* **Exercise objective**
Across these entries, count the lines holding the string "Manager"; the number is the whole answer.

☆ ☆ ☆ ☆

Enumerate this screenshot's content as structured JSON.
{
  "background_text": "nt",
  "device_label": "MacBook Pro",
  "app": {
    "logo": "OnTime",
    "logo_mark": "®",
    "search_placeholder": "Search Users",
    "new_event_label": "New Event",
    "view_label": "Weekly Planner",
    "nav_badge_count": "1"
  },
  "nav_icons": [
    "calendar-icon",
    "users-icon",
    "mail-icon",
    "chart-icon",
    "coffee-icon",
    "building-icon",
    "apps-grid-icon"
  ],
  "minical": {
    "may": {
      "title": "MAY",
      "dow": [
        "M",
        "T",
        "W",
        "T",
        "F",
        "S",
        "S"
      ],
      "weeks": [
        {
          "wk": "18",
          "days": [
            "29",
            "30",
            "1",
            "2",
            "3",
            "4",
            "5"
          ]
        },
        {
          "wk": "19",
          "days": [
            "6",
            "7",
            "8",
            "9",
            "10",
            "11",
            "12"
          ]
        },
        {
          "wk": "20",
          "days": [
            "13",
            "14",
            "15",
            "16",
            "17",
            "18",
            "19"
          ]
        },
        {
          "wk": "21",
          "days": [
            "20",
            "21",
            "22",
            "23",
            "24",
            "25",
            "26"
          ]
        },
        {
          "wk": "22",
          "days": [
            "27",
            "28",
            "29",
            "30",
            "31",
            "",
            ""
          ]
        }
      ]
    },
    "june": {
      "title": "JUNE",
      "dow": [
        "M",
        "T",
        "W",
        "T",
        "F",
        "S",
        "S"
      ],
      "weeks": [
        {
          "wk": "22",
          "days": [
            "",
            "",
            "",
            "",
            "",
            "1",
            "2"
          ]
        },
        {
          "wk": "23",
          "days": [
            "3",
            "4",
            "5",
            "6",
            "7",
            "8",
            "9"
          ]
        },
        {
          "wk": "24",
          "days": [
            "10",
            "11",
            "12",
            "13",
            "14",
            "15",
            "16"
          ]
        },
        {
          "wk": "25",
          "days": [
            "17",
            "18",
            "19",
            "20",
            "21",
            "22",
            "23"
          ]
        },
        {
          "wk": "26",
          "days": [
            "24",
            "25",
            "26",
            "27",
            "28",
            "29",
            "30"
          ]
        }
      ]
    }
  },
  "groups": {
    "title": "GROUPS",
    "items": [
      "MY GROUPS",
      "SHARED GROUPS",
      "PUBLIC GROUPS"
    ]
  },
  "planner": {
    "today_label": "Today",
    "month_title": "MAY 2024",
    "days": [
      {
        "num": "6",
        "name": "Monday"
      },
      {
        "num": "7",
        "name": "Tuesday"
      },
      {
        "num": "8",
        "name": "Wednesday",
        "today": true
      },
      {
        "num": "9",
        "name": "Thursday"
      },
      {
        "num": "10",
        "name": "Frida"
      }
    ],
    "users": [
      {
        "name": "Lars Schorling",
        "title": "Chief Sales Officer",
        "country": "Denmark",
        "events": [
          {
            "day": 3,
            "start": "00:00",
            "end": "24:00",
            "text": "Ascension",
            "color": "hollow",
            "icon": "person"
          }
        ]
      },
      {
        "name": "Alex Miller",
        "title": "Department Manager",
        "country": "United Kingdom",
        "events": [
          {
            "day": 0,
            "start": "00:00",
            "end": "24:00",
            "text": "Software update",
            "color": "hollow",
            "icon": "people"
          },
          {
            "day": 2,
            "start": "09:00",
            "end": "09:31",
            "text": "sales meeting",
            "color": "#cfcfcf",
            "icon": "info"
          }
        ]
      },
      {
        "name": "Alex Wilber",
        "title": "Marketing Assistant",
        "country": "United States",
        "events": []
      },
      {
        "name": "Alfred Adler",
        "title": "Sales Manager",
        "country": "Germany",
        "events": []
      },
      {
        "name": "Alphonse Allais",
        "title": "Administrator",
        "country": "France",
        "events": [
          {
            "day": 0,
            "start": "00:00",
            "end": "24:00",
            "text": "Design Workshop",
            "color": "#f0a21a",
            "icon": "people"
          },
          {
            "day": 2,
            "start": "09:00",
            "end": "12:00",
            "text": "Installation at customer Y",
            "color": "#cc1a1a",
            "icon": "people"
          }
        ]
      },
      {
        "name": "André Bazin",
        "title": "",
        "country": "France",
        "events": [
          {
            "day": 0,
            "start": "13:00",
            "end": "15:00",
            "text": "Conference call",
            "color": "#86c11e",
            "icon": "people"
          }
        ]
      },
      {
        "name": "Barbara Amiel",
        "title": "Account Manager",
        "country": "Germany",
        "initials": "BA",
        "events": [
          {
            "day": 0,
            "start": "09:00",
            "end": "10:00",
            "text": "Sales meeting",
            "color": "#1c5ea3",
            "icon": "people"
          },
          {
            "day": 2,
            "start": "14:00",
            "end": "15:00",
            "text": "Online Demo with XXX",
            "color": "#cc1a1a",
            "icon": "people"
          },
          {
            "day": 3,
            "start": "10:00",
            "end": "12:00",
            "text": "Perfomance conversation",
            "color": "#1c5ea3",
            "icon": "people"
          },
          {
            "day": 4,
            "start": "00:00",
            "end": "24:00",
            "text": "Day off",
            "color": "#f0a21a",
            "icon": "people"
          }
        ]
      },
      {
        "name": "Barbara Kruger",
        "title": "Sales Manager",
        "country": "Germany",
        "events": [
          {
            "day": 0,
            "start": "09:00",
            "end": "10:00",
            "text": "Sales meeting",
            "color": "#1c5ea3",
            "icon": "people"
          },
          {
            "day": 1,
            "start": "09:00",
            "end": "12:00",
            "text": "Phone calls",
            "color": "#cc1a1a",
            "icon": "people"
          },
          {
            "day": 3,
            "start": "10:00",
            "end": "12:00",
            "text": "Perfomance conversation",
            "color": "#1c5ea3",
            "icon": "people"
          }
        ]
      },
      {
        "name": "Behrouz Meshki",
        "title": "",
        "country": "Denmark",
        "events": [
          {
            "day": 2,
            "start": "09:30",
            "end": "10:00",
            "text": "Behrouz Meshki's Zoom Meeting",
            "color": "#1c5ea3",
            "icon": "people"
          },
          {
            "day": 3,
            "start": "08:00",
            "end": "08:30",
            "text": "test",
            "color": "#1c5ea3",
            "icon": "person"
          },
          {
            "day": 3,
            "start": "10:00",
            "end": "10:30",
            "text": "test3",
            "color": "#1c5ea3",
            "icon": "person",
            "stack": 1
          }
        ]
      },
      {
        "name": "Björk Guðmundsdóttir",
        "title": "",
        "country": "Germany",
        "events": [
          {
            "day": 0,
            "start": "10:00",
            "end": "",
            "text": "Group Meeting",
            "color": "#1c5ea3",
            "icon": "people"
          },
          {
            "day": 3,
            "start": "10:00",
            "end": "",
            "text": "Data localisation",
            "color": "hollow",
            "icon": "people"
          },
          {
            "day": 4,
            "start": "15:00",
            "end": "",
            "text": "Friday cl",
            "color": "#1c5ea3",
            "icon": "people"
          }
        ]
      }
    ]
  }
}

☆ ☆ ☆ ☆

* **Answer space**
4